“Forget past performance. Those assumptions can’t be made moving forward because there is no time in the past 40 years when the U.S. Treasury was yielding this low. Or where the world was so globalized,” he says. “Don’t wait until there is certainty. Because we may live the rest of our lives and not ever be completely certain.”

 

Financial Planning Pitfalls
Following rules of thumb about retirement. Example: I am going to need 70 percent of my pre-retirement income in retirement. It depends on your spending in retirement. M.F.

Taking tips from your relatives or friends. You would have to reveal information about your financial situation that you may not want them to know. A family member may also have “skin in the game.” B.B.

Overspending with your investments. Understand your cash flow. Pay down your credit card debt first. L.L.

Being too conservative in your investments. B.B.

Doing your financial planning yourself. Have a sounding board. M.F.

Investing money that you are going to need in the near term. L.L.

Panicking and jumping into the market. K.C.

Getting emotionally attached to a stock or stock purchase. Use a consultant to help you get your emotional connection out of the equation. L.L.

Going with the latest hot investment. B.G.

 

Financial Planning Tips
Have goals for your retirement planning—What do you want to do? Where do you want to live? B.G.

Save 20 percent of your paycheck and build your budget off the remainder.
Plan your lifestyle. Budget around your needs, not your wants.
Diversify. B.B.
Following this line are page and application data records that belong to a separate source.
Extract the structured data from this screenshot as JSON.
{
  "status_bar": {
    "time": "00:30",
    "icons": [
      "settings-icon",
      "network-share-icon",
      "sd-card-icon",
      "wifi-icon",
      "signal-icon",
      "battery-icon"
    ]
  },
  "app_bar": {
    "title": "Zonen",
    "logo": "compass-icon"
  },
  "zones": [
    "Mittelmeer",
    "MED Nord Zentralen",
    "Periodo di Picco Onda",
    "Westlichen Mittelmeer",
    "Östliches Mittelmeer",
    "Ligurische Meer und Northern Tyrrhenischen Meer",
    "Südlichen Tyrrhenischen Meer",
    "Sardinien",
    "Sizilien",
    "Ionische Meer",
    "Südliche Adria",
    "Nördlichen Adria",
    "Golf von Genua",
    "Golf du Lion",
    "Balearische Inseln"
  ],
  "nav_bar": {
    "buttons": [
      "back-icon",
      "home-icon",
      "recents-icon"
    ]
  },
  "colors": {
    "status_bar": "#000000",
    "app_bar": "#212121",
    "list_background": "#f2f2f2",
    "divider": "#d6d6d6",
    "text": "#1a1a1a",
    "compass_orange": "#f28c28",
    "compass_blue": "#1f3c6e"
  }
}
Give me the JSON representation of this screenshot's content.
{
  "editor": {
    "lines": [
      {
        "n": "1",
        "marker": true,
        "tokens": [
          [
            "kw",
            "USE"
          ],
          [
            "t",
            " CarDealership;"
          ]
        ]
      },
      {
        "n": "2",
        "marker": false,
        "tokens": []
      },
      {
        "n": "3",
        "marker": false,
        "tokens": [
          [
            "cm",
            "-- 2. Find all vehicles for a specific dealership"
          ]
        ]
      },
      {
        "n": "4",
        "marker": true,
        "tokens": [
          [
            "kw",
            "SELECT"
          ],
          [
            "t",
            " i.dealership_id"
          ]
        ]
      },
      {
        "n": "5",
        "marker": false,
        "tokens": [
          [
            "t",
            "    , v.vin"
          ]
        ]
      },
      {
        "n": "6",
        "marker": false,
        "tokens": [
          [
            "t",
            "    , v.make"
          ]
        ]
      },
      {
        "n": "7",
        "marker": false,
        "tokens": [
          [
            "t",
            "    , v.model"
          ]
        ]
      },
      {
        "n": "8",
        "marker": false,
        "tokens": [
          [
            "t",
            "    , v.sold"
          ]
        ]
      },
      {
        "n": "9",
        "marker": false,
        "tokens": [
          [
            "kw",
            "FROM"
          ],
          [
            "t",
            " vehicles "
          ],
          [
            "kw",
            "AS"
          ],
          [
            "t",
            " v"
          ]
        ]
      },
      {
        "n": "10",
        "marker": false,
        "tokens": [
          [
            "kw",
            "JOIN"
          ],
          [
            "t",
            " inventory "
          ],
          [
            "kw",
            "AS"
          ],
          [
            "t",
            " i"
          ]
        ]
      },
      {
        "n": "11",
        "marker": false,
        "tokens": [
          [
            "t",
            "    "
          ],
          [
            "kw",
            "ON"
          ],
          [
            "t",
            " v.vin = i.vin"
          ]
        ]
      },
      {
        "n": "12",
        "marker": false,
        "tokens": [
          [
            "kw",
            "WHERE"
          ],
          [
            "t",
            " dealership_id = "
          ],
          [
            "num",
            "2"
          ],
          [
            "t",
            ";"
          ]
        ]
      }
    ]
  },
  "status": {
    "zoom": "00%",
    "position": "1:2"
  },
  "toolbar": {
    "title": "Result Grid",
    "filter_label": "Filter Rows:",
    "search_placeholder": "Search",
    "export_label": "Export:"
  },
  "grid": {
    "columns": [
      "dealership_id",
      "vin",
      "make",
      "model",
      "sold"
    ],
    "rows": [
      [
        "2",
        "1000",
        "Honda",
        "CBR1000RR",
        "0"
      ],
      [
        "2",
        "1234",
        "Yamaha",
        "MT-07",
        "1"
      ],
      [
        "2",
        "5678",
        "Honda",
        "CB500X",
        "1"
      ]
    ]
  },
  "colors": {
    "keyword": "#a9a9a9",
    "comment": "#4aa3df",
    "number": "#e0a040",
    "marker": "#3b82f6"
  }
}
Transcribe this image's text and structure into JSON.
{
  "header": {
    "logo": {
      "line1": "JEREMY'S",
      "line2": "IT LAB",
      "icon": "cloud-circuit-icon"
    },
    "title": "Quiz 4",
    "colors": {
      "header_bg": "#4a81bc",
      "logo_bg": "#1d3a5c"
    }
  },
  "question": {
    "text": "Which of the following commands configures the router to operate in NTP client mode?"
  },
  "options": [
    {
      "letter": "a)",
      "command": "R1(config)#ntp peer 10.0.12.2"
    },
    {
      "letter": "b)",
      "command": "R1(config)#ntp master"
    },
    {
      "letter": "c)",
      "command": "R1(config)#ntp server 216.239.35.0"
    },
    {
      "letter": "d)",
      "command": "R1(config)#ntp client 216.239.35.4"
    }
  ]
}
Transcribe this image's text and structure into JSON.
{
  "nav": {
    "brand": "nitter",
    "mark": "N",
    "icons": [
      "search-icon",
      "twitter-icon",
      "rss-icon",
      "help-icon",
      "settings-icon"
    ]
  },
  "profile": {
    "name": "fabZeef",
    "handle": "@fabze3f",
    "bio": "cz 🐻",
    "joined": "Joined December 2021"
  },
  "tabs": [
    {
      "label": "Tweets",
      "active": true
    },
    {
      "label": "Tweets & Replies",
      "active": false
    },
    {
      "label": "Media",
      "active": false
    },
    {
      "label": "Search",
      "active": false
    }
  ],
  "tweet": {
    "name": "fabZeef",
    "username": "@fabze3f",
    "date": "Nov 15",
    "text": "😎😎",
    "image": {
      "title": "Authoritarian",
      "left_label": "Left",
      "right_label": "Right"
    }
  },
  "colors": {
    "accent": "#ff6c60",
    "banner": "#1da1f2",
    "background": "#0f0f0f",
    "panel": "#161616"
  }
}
Manage risk by asking yourself these questions: Do you employ domestic help? Do you volunteer on a board, either profit or nonprofit? Do your teenage children away at school have a car? Do you entertain on or off your property and serve alcohol? D.B.

 

Advisors
D.B. Diane Beatty, vice president at personal insurance Lane McVicker, Reston.
L.L. LouAnn Lofton, managing editor at The Motley Fool, www.fool.com.
K.C. Kim Cox, COO West Financial Services, McLean.
M.F. Marjorie Fox, founder of Fox, Joss & Yankee LLC, Reston.
B.G. Barry Glassman, president of Glassman Wealth Services, McLean.
B.B. Brenda Blisk, CEO of Blisk Financial Group at Spire Investment Partners, Reston.

 

Free Financial Management Mobile Apps
Your mobile phone may be all you need these days to get an instant snapshot of your financial picture. Here are some of the more popular free apps:

Easy Books for iPad; resource planning with access to all financial reports
CashFlow for iPad and iPhone; track and manage your daily cash receipts, expenses, ATM balances
Google Finance for Droid; personal finance news, real-time stock quotes, personal portfolio tracking
Bloomberg for iPad; stock information across several markets, including breaking news and industry information
Mint.com for iPad, iPhone and Droid; real-time access to all your financial account information

 

Software Solutions
Most financial planners use planning and investment software that they modify in-house to suit the unique needs of their clients. Here are a few of the more popular ones in use today:

Quantrix: Business modeling and analytics solutions

Whitebirch Software: Planning software featuring integrated financials

Advent: Investment management software including research and portfolio management, trading and order management, fund distribution

SmartFolio: Asset allocation, portfolio optimization and risk management

NorthStar Software: Lifecycle advisory capabilities to acquire, plan, manage and report client wealth based on industry and firm-based best practices

 

(January 2012)

 

 

X